FAIR Fund: We are waiting for you. We will run out and get you!
“My colleague and I raced to find her,” Powell reports. “One hour later, I was with Sara at the police station. She had nothing with her but the clothes on her back but she was finally free.”
Facebook and its kin can also help us to make global slavery a vivid felt reality for young people, especially college and high school students. One approach might be to ask youth and student groups of all kinds—civic, religious, sports, women’s, students of color, human rights, social justice—to commit to be sponsors or allies of young women (and men) who have survived servitude. Amnesty International rose to prominence in the 1960s and ’70s through person-to-person connections. Tens of thousands of people sponsored individual political prisoners whom they advocated for through letter-writing campaigns to government officials and sometimes corresponded with directly, offering long-distance companionship and moral support.
Today, with Facebook, Twitter, and other social media, we are even better equipped to create personalized alliances with slavery survivors, not only to affirm them, but to mentor and nurture them, help meet their needs, and foster their education, health, well-being, and self-empowerment. Whether online or, preferably, face to face, we could also help them network and share resources with other survivors and allies and develop their leadership skills and ability to make positive choices.
In an email message, a courageous sex slavery survivor in California counsels that social media can be a mixed blessing. “Some survivors were recruited by traffickers/perpetrators online,” she writes, “and it’s very hard to authenticate identity.” She suggests that ultimately the most effective (and safe) support is given in person, especially “helping survivors create their own support communities with whatever people they want to have with them, so they then have a space to talk about all the stuff that comes up in building community (e.g., distrust, fear, abandonment, etc.).”
African Americans did not make irreversible progress toward freedom until they chose the risky path of direct action and resistance, supported by allies all over.
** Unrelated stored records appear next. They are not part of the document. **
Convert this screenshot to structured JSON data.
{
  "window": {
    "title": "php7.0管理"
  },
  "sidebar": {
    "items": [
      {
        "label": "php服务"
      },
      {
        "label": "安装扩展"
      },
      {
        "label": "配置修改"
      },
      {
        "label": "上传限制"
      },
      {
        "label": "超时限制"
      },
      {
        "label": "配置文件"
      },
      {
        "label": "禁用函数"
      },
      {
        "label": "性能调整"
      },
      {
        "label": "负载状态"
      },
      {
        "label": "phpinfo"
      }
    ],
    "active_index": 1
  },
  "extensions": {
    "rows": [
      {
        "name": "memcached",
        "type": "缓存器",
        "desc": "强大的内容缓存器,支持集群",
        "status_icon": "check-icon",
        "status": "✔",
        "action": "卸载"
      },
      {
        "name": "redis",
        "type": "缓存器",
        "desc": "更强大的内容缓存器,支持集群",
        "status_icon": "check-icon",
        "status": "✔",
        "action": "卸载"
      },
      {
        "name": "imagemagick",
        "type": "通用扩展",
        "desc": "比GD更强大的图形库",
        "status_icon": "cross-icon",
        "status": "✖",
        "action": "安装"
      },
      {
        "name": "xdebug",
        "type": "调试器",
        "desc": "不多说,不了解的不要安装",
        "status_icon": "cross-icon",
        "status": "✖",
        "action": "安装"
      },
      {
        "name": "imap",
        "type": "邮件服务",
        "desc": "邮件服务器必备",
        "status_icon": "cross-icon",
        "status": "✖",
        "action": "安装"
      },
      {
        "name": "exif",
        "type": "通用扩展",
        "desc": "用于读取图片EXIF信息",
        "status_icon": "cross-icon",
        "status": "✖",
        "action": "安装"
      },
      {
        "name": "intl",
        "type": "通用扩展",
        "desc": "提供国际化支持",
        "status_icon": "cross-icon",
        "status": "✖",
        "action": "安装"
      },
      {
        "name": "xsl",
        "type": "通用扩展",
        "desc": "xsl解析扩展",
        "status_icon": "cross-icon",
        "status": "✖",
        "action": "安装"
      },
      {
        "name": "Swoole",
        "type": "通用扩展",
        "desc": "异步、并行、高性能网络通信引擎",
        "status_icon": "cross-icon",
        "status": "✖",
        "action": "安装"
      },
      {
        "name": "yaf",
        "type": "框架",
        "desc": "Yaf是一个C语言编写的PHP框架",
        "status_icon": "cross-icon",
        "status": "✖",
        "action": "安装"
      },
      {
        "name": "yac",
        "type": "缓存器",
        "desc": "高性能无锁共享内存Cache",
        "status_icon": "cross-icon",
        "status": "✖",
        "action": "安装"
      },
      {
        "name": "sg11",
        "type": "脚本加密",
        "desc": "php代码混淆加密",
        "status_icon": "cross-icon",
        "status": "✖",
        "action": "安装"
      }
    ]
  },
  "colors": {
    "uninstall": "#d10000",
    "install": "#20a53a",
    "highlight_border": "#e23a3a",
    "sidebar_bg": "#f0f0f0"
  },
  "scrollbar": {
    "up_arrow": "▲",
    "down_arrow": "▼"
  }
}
Claudette Colvin, the 15-year-old schoolgirl whose arrest helped spark the Montgomery bus boycott, expressed this ethic as well as anyone. “Our leaders is just we ourself,” she testified in the federal lawsuit that banned bus segregation in Alabama.
Ambassador Luis CdeBaca, senior adviser to Hillary Clinton and head of the State Department office to combat human trafficking, concurs. He testified to the House Foreign Affairs Committee in September 2010 that building an effective movement to abolish modern slavery requires enhancing the role of civil society to serve fully the needs of survivors. “We will draw on the courage, strength, and tenacity of trafficking survivors,” Ambassador CdeBaca stated, “to inspire our actions.”
We can help survivors prepare to fight slavery with whatever nonviolent means are at hand—aided by committed outsiders who take to heart Dr. King’s dictum that the most egregious evil is the silence of “good people.” What I’m suggesting is a campaign by people of all ages to support slavery survivors—both as a good in itself and as means to enhance their power and our own to abolish human slavery once and for all. In particular, if we can provide vehicles for people like Aye in Thailand to tell their stories widely to people of conscience around the world—to good people who find the courage to walk the talk—we will hopefully extinguish slavery in our lifetimes.
But if caring and conscientious people do nothing to stop this holocaust? Global slavery will not someday ride away on “wheels of inevitability,” in Martin Luther King Jr.’s words. Its profitability, like any capitalist enterprise, will keep it growing. If it isn’t already, you may find it plaguing your community. Further globalization and technological advances will only make slavery more entrenched and covert.
As civil rights leader Ella Baker telegraphed to her nationwide network half a century ago when black students sat in at segregated lunch counters, “It is time to move.”
Stewart Burns, head of civic engagement at Williams College and professor of community leadership at Antioch University, wrote the Wilbur Award-winning spiritual history of Martin Luther King Jr., To the Mountaintop.